5 Steps to Keeping Your Marketing Local, Even When Headquarters Is Not

Hitting corporate numbers while keeping products and services authentic for Hawai‘i customers can be an art form.
03 22 Eddie Galdones Wetnwild Hawaii
Eddie Galdones, marketing director at Wet’n’Wild Hawai‘i, offers practical advice on pleasing both local customers and the head office on the Mainland. | Photo: courtesy of Eddie Galdones

What if your company’s leaders are based on the mainland and don’t always understand the uniqueness of Hawai‘i? For some Island-based managers and employees, hitting corporate numbers while keeping products and services authentic for local customers can be an art form.

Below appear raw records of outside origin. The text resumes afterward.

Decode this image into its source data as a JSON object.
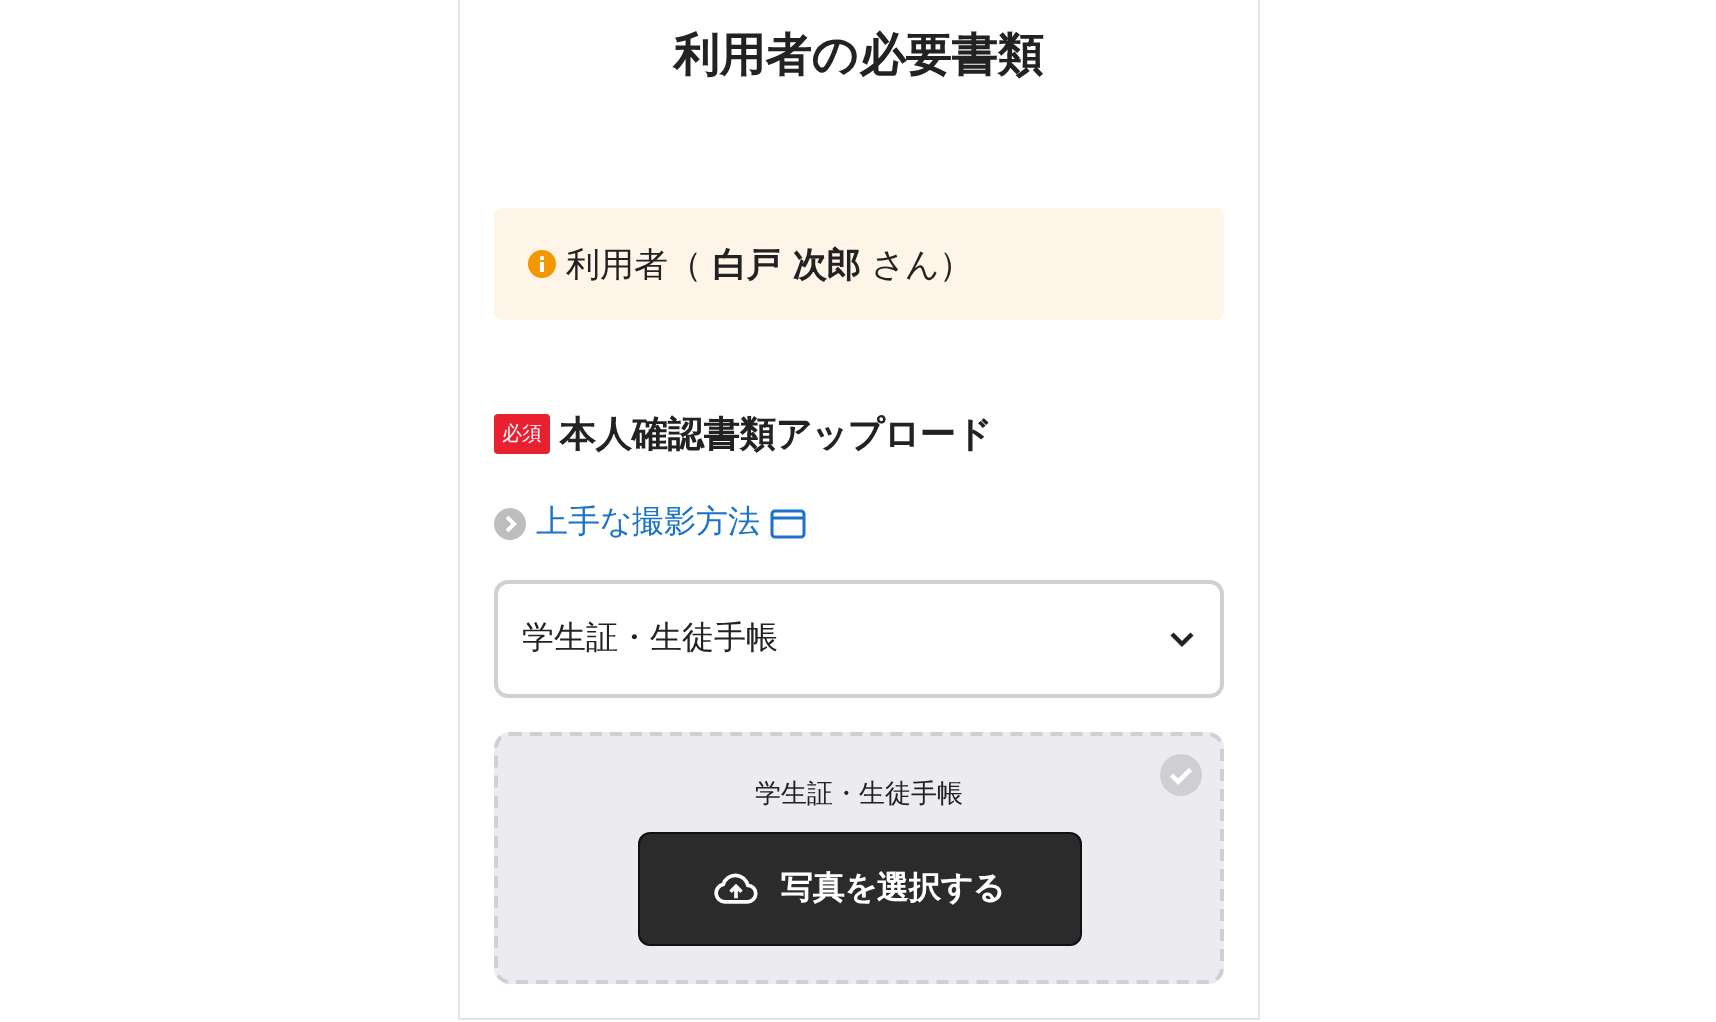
{
  "title": "利用者の必要書類",
  "notice": {
    "text": "利用者（ **白戸 次郎** さん）"
  },
  "section": {
    "badge": "必須",
    "heading": "本人確認書類アップロード"
  },
  "help_link": {
    "label": "上手な撮影方法"
  },
  "document_select": {
    "value": "学生証・生徒手帳"
  },
  "upload": {
    "label": "学生証・生徒手帳",
    "button": "写真を選択する",
    "completed": false
  }
}
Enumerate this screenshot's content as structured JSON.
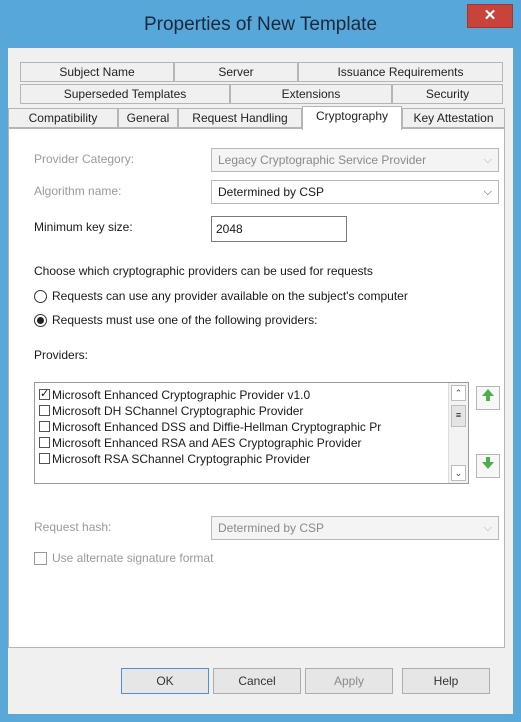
{
  "window": {
    "title": "Properties of New Template"
  },
  "tabs_row1": [
    "Subject Name",
    "Server",
    "Issuance Requirements"
  ],
  "tabs_row2": [
    "Superseded Templates",
    "Extensions",
    "Security"
  ],
  "tabs_row3": [
    "Compatibility",
    "General",
    "Request Handling",
    "Cryptography",
    "Key Attestation"
  ],
  "active_tab": "Cryptography",
  "provider_category": {
    "label": "Provider Category:",
    "value": "Legacy Cryptographic Service Provider"
  },
  "algorithm_name": {
    "label": "Algorithm name:",
    "value": "Determined by CSP"
  },
  "min_key_size": {
    "label": "Minimum key size:",
    "value": "2048"
  },
  "choose_text": "Choose which cryptographic providers can be used for requests",
  "radio_any": "Requests can use any provider available on the subject's computer",
  "radio_must": "Requests must use one of the following providers:",
  "providers_label": "Providers:",
  "providers": [
    {
      "name": "Microsoft Enhanced Cryptographic Provider v1.0",
      "checked": true
    },
    {
      "name": "Microsoft DH SChannel Cryptographic Provider",
      "checked": false
    },
    {
      "name": "Microsoft Enhanced DSS and Diffie-Hellman Cryptographic Pr",
      "checked": false
    },
    {
      "name": "Microsoft Enhanced RSA and AES Cryptographic Provider",
      "checked": false
    },
    {
      "name": "Microsoft RSA SChannel Cryptographic Provider",
      "checked": false
    }
  ],
  "request_hash": {
    "label": "Request hash:",
    "value": "Determined by CSP"
  },
  "alt_signature": "Use alternate signature format",
  "buttons": {
    "ok": "OK",
    "cancel": "Cancel",
    "apply": "Apply",
    "help": "Help"
  },
  "colors": {
    "titlebar": "#57a7da",
    "close": "#c8433a",
    "arrow_green": "#4caf50"
  }
}
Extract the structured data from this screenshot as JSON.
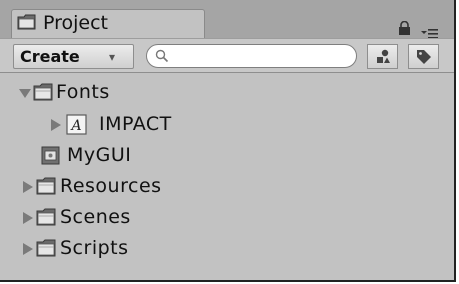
{
  "panel": {
    "tab_label": "Project",
    "tab_icon": "folder-icon",
    "lock_icon": "lock-icon",
    "menu_icon": "panel-menu-icon"
  },
  "toolbar": {
    "create_label": "Create",
    "create_caret": "▾",
    "search_placeholder": "",
    "search_value": "",
    "filter_by_type_icon": "filter-by-type-icon",
    "filter_by_label_icon": "filter-by-label-icon"
  },
  "tree": {
    "items": [
      {
        "label": "Fonts",
        "icon": "folder-icon",
        "expanded": true,
        "depth": 0
      },
      {
        "label": "IMPACT",
        "icon": "font-asset-icon",
        "expanded": false,
        "depth": 1
      },
      {
        "label": "MyGUI",
        "icon": "gui-skin-icon",
        "expanded": null,
        "depth": 0
      },
      {
        "label": "Resources",
        "icon": "folder-icon",
        "expanded": false,
        "depth": 0
      },
      {
        "label": "Scenes",
        "icon": "folder-icon",
        "expanded": false,
        "depth": 0
      },
      {
        "label": "Scripts",
        "icon": "folder-icon",
        "expanded": false,
        "depth": 0
      }
    ]
  },
  "colors": {
    "panel_bg": "#c2c2c2",
    "tabbar_bg": "#a5a5a5",
    "folder_fill": "#6a6a6a",
    "arrow": "#7a7a7a"
  }
}
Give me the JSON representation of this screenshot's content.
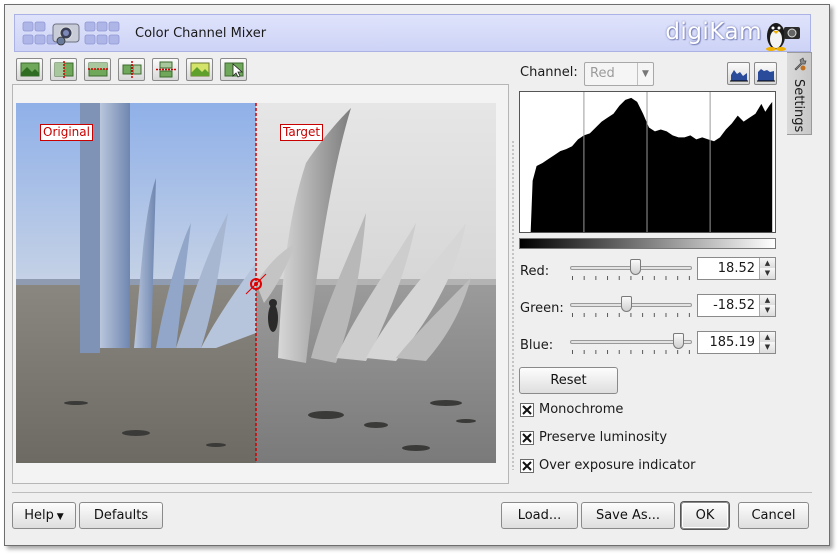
{
  "window": {
    "title": "Color Channel Mixer",
    "brand": "digiKam"
  },
  "toolbar": {
    "buttons": [
      "original-image-icon",
      "split-vertical-icon",
      "split-horizontal-icon",
      "separate-vertical-icon",
      "separate-horizontal-icon",
      "target-image-icon",
      "under-cursor-icon"
    ]
  },
  "preview": {
    "original_label": "Original",
    "target_label": "Target"
  },
  "channel": {
    "label": "Channel:",
    "selected": "Red"
  },
  "settings_tab": "Settings",
  "mixer": {
    "red": {
      "label": "Red:",
      "value": "18.52",
      "level": 0.54
    },
    "green": {
      "label": "Green:",
      "value": "-18.52",
      "level": 0.46
    },
    "blue": {
      "label": "Blue:",
      "value": "185.19",
      "level": 0.93
    }
  },
  "reset_button": "Reset",
  "options": [
    {
      "label": "Monochrome",
      "checked": true
    },
    {
      "label": "Preserve luminosity",
      "checked": true
    },
    {
      "label": "Over exposure indicator",
      "checked": true
    }
  ],
  "footer": {
    "help": "Help",
    "defaults": "Defaults",
    "load": "Load...",
    "save_as": "Save As...",
    "ok": "OK",
    "cancel": "Cancel"
  }
}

Wet’n’Wild Hawai‘i has been the state’s only water park for 23 years. Marketing Director Eddie Galdones has been with the company for 22 of those years and navigates a unique role: keeping a mostly local clientele happy while working under corporate ownership.

Kahuna Vista Wetnwild Hawaii

Family enjoying a day of fun at Wet’n’Wild Hawaiʻi. | Photo: courtesy of Wet’n’Wild Hawaiʻi

Related: Water Slide Tester | Interview with Jerry Pupillo, GM, Wet’n’Wild Hawaii

Here are his 5 Steps to make that situation work for all stakeholders.
  1. Keep an open mind to a corporate takeover.
    Embracing change is a recipe for success when you communicate regularly about the unique culture you serve and, in return, can harness national industry experts.
  2. Use data.
    The more corporate can understand your target audience, the easier it is to hit goals because they will be realistic. For example, we like to know where our customers come from. Collecting ZIP codes during each transaction and compiling data from online sales are key and don’t cost any money. From there we can research areas with potential growth while maintaining areas that drive results.
  3. Be conservative when projecting numbers.
    Analyzing weekly and monthly visitation trends is key to projecting our numbers – and this can work for anyone in hospitality. Go as far back as four years when compiling historical data and factoring in weather statistics, state of the economy, travel trends and any other factors that impact your niche. This way corporate sees how you can hold your own in any market.
  4. Utilize grassroots marketing.
    For businesses that don’t have deep ad budgets, the best free advertising is word of mouth. For example, during the pandemic, we made many adjustments to make people feel extra safe and taken care of. The experience was the key message people walked away with and word spread.
  5. Harness digital tools.
    Well-done social media and email blasts are free and powerful tools that provide positive results, get news to clients quickly and become the mouthpiece of your brand. Consumers voice their opinions online so it’s the new “word of mouth.”



Categories: Biz Expert Advice, Business & Industry, Marketing